Urban Airship, a five-year-old, Portland, Or.-based company that makes so-called mobile relationship management software that allows marketers to more easily delive messages to their connected customers, has raised $12.1 million in Series D funding from earlier investors True Ventures, Foundry Group, and August Capital. The company has now raised $58.7 million altogether.
YieldMo, a two-year-old, New York-based mobile ad startup, has raised $10 million in funding led by Timer Warner Investments, with participation from earlier backers Google Ventures and Union Square Ventures. The company has raised $22.1 million altogether.
YouAppi, a three-year-old, Ra’anana, Israel-based company that makes engagement, acquisition and retention software for publishers and mobile apps, has raised $3 million in Series A funding from Glilot Capital Partners, 2B Angels and Flint Capital. The company has now raised $5 million to date.
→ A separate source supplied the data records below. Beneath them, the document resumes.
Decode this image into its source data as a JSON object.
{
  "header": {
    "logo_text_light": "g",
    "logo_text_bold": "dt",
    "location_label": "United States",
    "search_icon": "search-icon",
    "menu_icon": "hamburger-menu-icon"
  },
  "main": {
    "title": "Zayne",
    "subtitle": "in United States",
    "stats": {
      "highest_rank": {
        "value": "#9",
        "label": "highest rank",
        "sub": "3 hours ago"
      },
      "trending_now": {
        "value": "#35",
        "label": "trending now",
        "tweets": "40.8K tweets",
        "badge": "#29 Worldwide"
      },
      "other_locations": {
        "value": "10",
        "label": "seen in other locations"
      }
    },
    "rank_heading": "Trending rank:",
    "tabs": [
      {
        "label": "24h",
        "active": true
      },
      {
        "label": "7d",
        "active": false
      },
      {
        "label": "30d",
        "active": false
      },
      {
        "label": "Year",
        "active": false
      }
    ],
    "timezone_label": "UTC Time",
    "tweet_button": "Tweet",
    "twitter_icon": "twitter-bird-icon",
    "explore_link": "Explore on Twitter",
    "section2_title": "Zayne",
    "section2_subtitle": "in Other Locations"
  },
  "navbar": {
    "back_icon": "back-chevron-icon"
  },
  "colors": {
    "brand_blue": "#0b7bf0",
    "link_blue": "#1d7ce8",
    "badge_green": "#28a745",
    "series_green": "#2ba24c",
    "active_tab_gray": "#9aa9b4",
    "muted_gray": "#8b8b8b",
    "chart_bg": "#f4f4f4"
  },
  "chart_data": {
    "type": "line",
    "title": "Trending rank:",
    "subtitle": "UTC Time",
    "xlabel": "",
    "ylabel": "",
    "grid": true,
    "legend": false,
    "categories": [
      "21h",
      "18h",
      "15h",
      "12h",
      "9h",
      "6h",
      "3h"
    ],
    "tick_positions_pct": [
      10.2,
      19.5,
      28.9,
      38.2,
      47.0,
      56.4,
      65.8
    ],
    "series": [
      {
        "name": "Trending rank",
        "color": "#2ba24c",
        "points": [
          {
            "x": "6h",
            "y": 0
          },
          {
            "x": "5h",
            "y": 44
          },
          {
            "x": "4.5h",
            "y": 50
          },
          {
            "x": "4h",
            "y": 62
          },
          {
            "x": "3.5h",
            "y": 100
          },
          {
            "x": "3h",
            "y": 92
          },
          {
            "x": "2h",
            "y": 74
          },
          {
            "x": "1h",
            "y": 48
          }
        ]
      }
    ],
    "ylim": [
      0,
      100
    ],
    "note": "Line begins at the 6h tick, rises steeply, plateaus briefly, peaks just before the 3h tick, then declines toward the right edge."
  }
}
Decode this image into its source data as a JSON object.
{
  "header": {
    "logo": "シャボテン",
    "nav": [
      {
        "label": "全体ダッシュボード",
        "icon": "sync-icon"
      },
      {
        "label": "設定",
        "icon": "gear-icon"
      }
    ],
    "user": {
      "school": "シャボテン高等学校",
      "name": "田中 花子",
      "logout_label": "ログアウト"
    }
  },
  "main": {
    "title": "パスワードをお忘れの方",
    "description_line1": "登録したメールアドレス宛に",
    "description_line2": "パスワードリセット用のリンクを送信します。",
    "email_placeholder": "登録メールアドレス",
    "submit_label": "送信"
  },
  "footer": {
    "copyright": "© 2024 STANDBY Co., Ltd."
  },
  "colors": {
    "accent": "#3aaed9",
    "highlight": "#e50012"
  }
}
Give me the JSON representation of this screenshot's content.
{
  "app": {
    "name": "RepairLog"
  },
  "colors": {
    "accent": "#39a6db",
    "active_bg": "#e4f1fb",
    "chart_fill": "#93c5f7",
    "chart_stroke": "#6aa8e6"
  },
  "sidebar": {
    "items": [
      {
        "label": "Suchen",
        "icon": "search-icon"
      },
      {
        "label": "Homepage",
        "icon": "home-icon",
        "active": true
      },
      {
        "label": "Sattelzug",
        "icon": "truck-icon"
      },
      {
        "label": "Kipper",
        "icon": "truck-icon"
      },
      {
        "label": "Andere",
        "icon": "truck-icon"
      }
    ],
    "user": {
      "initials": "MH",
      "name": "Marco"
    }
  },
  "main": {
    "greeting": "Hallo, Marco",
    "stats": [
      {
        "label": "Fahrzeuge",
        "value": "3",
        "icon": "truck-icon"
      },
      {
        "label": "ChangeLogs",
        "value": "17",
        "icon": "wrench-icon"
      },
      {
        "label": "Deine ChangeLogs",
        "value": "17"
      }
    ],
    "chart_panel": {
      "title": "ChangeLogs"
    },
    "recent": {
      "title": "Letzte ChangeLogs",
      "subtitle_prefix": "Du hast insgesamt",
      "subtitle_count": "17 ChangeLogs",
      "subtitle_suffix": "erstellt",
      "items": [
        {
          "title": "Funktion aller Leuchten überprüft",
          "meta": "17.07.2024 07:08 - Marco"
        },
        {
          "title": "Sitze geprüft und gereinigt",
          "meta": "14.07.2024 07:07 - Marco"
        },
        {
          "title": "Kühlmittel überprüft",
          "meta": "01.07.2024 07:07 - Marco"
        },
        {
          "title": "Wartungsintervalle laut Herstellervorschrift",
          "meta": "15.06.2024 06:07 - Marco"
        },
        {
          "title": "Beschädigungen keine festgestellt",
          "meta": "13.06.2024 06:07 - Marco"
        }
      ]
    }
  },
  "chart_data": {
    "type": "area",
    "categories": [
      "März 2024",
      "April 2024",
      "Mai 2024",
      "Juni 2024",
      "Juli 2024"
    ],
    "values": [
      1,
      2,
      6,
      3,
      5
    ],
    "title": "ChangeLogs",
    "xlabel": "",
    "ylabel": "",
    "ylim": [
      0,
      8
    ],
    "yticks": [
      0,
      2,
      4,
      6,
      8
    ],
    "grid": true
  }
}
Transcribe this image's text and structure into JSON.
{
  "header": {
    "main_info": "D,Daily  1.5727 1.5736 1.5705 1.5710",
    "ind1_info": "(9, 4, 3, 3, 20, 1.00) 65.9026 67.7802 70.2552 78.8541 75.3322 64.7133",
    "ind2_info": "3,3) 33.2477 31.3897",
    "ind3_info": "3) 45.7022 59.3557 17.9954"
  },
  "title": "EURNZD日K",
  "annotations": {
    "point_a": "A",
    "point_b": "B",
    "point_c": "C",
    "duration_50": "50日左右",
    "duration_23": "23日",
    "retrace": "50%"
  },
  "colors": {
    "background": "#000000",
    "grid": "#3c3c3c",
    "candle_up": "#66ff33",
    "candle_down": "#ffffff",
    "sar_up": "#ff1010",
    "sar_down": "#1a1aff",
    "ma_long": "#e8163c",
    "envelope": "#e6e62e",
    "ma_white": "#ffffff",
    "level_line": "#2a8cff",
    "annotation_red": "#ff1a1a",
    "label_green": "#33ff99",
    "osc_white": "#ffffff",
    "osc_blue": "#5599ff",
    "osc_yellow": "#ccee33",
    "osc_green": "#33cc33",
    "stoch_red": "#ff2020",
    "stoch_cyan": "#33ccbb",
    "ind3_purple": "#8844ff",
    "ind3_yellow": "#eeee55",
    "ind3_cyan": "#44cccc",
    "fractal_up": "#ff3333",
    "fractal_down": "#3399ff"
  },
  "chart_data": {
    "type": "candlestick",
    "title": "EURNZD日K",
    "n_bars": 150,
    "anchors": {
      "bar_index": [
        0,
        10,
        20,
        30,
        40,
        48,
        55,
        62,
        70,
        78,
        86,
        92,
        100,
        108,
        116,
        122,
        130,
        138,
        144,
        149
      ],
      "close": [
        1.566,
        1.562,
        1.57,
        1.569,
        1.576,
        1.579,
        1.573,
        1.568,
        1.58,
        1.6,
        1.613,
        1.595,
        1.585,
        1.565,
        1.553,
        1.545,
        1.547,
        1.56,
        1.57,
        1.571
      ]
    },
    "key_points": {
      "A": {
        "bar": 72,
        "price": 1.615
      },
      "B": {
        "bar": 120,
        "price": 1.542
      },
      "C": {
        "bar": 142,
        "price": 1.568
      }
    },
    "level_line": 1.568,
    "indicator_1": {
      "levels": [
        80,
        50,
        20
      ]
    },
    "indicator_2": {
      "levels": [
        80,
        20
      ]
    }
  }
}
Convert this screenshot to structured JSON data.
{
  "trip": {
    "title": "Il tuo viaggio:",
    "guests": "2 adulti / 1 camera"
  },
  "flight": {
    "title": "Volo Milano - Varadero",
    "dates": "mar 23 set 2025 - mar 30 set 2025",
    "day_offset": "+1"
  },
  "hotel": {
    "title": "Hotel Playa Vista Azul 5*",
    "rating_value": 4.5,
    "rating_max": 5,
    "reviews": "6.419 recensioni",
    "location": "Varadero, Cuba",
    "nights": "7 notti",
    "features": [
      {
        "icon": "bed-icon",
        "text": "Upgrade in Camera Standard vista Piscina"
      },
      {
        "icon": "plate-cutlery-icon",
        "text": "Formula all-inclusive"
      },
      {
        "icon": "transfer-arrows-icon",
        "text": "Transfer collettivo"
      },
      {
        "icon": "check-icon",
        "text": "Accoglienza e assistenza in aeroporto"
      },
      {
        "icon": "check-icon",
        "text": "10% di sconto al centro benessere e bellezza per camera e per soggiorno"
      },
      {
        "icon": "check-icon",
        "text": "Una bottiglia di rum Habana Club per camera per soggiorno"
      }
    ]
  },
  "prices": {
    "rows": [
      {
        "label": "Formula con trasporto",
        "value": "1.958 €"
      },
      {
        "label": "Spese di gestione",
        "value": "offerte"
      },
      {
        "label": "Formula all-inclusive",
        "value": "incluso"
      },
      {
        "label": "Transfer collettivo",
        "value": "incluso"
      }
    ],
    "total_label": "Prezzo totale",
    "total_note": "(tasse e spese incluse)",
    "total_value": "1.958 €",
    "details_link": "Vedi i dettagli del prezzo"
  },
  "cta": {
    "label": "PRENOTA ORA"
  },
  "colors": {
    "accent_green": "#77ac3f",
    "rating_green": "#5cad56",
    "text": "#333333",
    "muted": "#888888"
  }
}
Maverick Capital, the 21-year-old, New York-based hedge fund firm, plans to launch its first venture-capital fund on Jan. 1, according to WSJ. Maverick was founded by Lee Ainslie, one of numerous prominent “Tiger Cubs” who worked for Julian Robertson’s Tiger Management earlier in his career. Tiger, along with Coatue Management, are among a growing number of hedge funds to jump into active startup investing in recent years.
California’s privacy laws have saved Kleiner Perkins Caufield & Byers firm from having to release potentially embarrassing information about former partner Ajit Nazre, in a discrimination lawsuit by a former partner Ellen Pao, reports Reuters. A judge ruled KPCB will be able to keep private any other harassment complaints about Nazre, partly because producing such complaints would hurt the privacy rights of other Kleiner employees.
Sean Jacobsohn has joined Norwest Venture Partners as a principal. Jacobsohn was previously a venture partner at Emergence Capital Partners and, earlier, a vice president at the cloud collaboration company Hightail. In related news, Norwest, on Sand Hill Road, is now opening a San Francisco office.
Jon Sakoda, who joined New Enterprise Associates in 2006 and co-manages the firm’s seed investment program, has been promoted from partner to general partner at the firm. Before joining NEA, Sakoda had cofounded the enterprise instant messaging company IMlogic, acquired by Symantec Corporation. StrictlyVC had talked signaling risk with Sakoda over lunch last month.
Facebook CEO Mark Zuckerberg famously assigns himself annual self-improvement goals. In 2010, it was to learn to Mandarin, and judging by a 30-minute question-and-answer session yesterday at Tsinghua University in Beijing — which Zuckerberg did entirely in Mandarin — that year paid off. (Unsurprisingly, there’s still room for improvement. The Asia editor ofForeign Policy later characterized Zuckerberg’s Mandarin as “roughly at the level of someone who studied for two years in college, which means he can communicate like an articulate seven year-old with a mouth full of marbles.)
Castlight Health, the six-year-old, newly public company whose online application provides employees with personalized shopping tools for healthcare benefits, is looking for a VP of corporate development in San Francisco. (It’s probably worth mentioning that the company’s shares have been dropping like a spent rocket since its March IPO, but think of the upside.)
Have we reached peak Google?
Wired delves into Twitter’s audacious plan to infiltrate all your apps.
The latest in luxury travel: Moving in.
A 26-year-old woman from Sichuan Province in China spent an entire week at KFC lamenting her failed relationship. Said the woman, “I hadn’t planned on staying there long, I just wanted some chicken wings.”
Don DeLillo, the author of “White Noise,” reviews Taylor Swift, the artist of “White Noise.”
Now you can be the most fashion-forward lumberjack in the forest.
Hemingwrite. We will take two, please.